[Web page and app entries]
-------

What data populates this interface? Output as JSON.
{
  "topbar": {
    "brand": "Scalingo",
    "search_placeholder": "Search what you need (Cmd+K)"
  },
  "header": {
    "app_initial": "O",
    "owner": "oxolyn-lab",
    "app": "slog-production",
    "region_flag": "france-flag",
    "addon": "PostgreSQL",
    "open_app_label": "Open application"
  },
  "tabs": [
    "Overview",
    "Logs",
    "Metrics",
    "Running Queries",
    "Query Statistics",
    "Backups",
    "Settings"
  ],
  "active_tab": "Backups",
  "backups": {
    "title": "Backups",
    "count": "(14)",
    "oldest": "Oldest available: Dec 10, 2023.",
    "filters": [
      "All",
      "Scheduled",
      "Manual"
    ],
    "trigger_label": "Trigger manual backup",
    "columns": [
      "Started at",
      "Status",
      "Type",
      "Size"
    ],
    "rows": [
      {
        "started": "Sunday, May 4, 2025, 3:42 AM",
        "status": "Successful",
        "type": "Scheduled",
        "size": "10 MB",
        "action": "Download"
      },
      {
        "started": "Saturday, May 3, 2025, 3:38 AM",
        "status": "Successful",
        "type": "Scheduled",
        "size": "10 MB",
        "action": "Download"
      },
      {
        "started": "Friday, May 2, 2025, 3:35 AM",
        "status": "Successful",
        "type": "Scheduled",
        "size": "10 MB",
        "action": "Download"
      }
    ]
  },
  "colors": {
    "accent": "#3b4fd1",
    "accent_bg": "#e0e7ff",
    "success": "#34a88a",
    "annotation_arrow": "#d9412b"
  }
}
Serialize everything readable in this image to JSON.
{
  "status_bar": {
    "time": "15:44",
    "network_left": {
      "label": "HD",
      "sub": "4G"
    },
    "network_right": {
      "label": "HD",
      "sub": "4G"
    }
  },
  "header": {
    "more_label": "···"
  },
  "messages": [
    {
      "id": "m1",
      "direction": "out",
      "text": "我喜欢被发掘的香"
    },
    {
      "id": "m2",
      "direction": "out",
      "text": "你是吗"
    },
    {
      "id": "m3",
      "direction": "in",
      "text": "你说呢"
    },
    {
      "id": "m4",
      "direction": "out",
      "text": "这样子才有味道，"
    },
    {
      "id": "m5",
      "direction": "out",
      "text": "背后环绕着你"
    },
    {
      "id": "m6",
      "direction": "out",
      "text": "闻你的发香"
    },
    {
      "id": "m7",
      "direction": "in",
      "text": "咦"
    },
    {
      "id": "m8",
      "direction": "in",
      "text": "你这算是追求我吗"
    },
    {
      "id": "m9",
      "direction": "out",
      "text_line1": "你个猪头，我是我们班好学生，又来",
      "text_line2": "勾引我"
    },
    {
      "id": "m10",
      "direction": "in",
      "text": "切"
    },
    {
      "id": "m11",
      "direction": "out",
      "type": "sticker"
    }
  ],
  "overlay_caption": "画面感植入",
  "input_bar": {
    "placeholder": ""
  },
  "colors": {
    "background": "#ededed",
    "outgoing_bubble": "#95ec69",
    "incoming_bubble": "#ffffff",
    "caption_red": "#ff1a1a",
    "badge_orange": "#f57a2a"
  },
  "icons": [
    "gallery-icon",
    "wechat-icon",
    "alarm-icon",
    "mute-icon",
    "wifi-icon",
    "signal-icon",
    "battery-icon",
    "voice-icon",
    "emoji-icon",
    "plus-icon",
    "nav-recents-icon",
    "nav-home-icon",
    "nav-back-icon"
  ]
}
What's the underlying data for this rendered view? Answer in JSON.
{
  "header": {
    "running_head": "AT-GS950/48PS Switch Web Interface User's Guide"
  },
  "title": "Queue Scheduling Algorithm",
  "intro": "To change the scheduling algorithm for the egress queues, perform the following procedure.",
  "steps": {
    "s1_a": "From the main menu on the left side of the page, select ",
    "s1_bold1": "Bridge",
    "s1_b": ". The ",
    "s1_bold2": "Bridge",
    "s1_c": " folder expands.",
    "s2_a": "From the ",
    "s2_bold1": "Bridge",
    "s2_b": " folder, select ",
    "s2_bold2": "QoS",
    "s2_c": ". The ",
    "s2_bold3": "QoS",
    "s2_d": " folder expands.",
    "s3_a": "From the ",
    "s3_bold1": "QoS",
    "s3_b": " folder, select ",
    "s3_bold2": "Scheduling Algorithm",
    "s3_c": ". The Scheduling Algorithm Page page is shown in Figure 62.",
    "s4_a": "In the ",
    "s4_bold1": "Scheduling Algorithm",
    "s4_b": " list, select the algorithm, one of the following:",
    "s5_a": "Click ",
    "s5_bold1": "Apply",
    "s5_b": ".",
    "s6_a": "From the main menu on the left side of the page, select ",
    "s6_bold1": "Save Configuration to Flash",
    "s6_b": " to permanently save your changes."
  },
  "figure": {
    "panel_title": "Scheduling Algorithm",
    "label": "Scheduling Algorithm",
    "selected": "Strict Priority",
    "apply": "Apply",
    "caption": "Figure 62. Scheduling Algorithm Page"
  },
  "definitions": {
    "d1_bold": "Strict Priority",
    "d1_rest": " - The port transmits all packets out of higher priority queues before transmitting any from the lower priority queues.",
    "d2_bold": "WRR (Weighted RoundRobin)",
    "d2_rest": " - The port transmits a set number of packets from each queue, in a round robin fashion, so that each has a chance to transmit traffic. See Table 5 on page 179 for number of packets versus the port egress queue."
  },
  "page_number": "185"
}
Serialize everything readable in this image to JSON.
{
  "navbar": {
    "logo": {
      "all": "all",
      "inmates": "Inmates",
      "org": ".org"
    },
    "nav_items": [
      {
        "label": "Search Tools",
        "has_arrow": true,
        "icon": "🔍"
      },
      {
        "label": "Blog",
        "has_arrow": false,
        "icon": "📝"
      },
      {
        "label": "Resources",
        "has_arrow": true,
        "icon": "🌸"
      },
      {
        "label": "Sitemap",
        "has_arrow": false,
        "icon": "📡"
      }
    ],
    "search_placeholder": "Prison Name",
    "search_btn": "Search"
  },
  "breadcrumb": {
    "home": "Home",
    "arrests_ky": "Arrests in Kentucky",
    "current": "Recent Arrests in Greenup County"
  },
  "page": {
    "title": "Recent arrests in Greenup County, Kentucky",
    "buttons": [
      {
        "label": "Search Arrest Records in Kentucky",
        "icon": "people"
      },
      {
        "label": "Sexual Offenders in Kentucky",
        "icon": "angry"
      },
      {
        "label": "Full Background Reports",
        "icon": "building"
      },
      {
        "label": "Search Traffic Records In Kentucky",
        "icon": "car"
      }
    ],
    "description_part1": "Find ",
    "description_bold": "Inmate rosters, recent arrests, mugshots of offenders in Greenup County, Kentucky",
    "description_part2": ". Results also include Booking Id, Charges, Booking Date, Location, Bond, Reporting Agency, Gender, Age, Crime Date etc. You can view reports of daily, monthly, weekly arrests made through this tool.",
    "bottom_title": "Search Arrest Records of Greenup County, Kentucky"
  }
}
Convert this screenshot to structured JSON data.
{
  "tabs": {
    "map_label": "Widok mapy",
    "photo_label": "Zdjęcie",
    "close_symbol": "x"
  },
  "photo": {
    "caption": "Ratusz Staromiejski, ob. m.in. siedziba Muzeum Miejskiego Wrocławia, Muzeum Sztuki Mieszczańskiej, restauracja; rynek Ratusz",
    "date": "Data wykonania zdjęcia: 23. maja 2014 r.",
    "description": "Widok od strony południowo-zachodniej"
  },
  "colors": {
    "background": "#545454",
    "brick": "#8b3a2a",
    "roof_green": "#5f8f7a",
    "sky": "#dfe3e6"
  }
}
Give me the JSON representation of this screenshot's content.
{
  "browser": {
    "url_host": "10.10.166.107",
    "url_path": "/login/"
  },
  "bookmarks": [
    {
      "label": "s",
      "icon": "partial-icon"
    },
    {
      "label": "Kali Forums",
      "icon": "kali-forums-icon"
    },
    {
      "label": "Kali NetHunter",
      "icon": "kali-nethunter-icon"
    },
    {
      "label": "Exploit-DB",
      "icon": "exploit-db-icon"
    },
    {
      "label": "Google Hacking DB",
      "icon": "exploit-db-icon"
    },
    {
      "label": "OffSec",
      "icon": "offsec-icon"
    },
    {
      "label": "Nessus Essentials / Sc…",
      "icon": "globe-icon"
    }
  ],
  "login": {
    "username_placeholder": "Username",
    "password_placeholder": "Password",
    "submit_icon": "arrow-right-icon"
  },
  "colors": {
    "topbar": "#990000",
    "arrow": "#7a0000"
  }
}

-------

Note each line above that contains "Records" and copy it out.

        "label": "Search Arrest Records in Kentucky",
        "label": "Search Traffic Records In Kentucky",
    "bottom_title": "Search Arrest Records of Greenup County, Kentucky"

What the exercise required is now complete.